Some suspect that Phelps Dodge will abandon the housing development just as it abandoned the Jerome mine, leaving an environmental disaster in its wake.
Curtis Linder, a Clarkdale resident who works in a mobile-home park, has lived in Clarkdale most of his life. His grandparents were Clarkdale pioneers, and many members of his family worked in the Jerome mine. He remembers that as a child he played at the company golf course, and people fished in Peck's Lake--until a 1985 federal study detected unhealthful levels of heavy metals (the same metals found in the nearby tailings pile) in the fish.
Linder says his family owns the local water company, which would serve Verde Valley Ranch. And he points out it is certainly not in his best financial interest to oppose the development.
Linder is not a particularly articulate man, but his instinct tells him that capping the tailings with plastic and covering them with a golf course is utter folly.
Like many longtime residents of Clarkdale, Linder also has proprietary feelings about Peck's Lake and Tavasci Marsh. He is offended that public access to the area would be partially restricted by private homes if Verde Valley Ranch is built. (The details of public access are still being negotiated by environmentalists and Phelps Dodge.)

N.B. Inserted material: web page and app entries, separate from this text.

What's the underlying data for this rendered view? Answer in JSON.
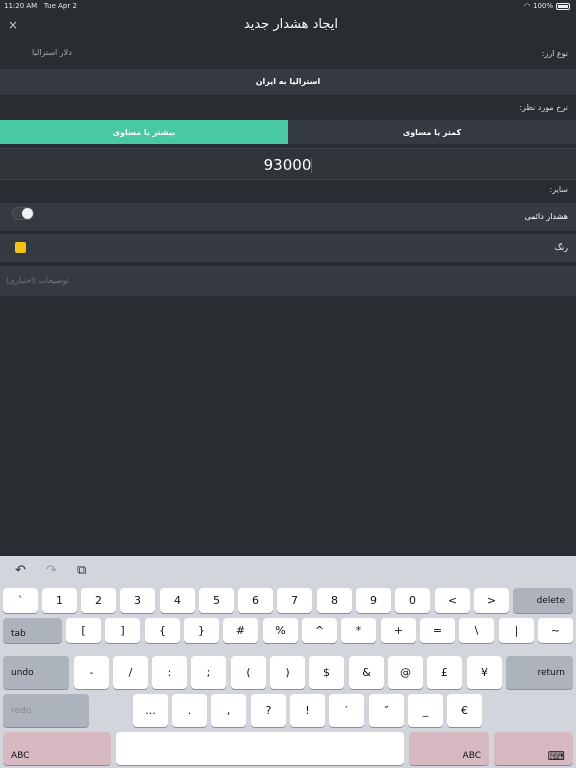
{
  "status": {
    "time": "11:20 AM",
    "date": "Tue Apr 2",
    "battery": "100%"
  },
  "nav": {
    "title": "ایجاد هشدار جدید",
    "close_glyph": "×"
  },
  "currency": {
    "label": "نوع ارز:",
    "value": "دلار استرالیا",
    "selection": "استرالیا به ایران"
  },
  "rate": {
    "label": "نرخ مورد نظر:",
    "seg_gte": "بیشتر یا مساوی",
    "seg_lte": "کمتر یا مساوی",
    "amount": "93000"
  },
  "other": {
    "label": "سایر:",
    "permanent_label": "هشدار دائمی",
    "color_label": "رنگ",
    "color_value": "#f2c318",
    "description_placeholder": "توضیحات (اختیاری)"
  },
  "keyboard": {
    "toolbar": {
      "undo": "↶",
      "redo": "↷",
      "paste": "⧉"
    },
    "row1": [
      "`",
      "1",
      "2",
      "3",
      "4",
      "5",
      "6",
      "7",
      "8",
      "9",
      "0",
      "<",
      ">"
    ],
    "delete": "delete",
    "tab": "tab",
    "row2": [
      "[",
      "]",
      "{",
      "}",
      "#",
      "%",
      "^",
      "*",
      "+",
      "=",
      "\\",
      "|",
      "~"
    ],
    "undo": "undo",
    "row3": [
      "-",
      "/",
      ":",
      ";",
      "(",
      ")",
      "$",
      "&",
      "@",
      "£",
      "¥"
    ],
    "return": "return",
    "redo": "redo",
    "row4": [
      "...",
      ".",
      ",",
      "?",
      "!",
      "′",
      "″",
      "_",
      "€"
    ],
    "abc_left": "ABC",
    "abc_right": "ABC",
    "dismiss": "⌨"
  }
}
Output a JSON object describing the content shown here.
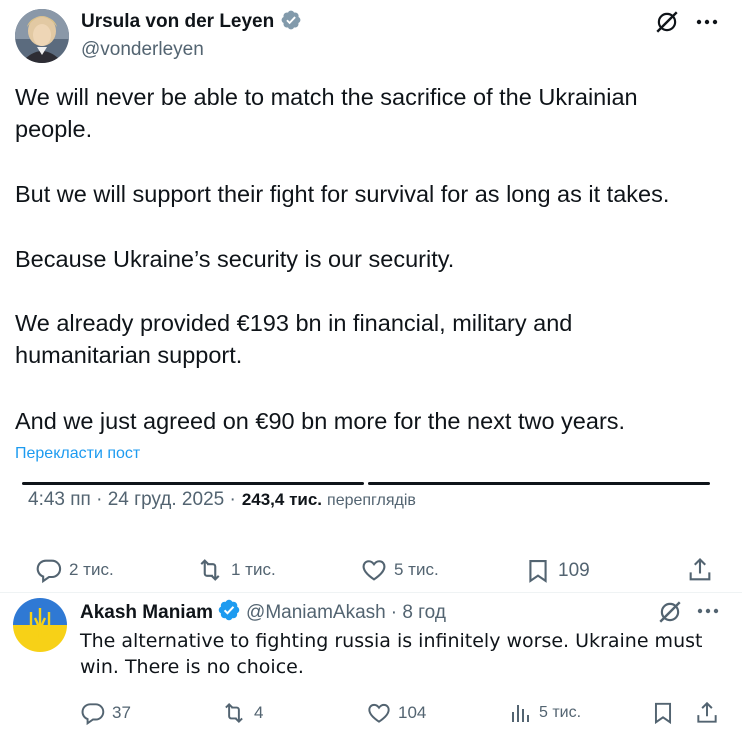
{
  "main_tweet": {
    "author_name": "Ursula von der Leyen",
    "handle": "@vonderleyen",
    "paragraphs": [
      "We will never be able to match the sacrifice of the Ukrainian people.",
      "But we will support their fight for survival for as long as it takes.",
      "Because Ukraine’s security is our security.",
      "We already provided €193 bn in financial, military and humanitarian support.",
      "And we just agreed on €90 bn more for the next two years."
    ],
    "translate_label": "Перекласти пост",
    "timestamp": "4:43 пп · 24 груд. 2025 ·",
    "views_count": "243,4 тис.",
    "views_label": "перепглядів",
    "actions": {
      "replies": "2 тис.",
      "reposts": "1 тис.",
      "likes": "5 тис.",
      "bookmarks": "109"
    }
  },
  "reply_tweet": {
    "author_name": "Akash Maniam",
    "handle": "@ManiamAkash",
    "time": "· 8 год",
    "text": "The alternative to fighting russia is infinitely worse. Ukraine must win. There is no choice.",
    "actions": {
      "replies": "37",
      "reposts": "4",
      "likes": "104",
      "views": "5 тис."
    }
  },
  "colors": {
    "accent": "#1d9bf0",
    "text": "#0f1419",
    "muted": "#536471",
    "verified": "#1d9bf0"
  },
  "icons": [
    "grok-icon",
    "more-icon",
    "verified-badge-icon",
    "reply-icon",
    "repost-icon",
    "like-icon",
    "bookmark-icon",
    "share-icon",
    "views-icon"
  ]
}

Linder has set up an office for activists in his grandmother's house in Clarkdale. It has become headquarters for citizens angered by what they see as Phelps Dodge's continuing control over the town. "Yanking away Peck's Lake from everybody seems like a shameful thing," says Tom Evans, a Clarkdale carpenter. "The only reason Phelps Dodge is here is to make money."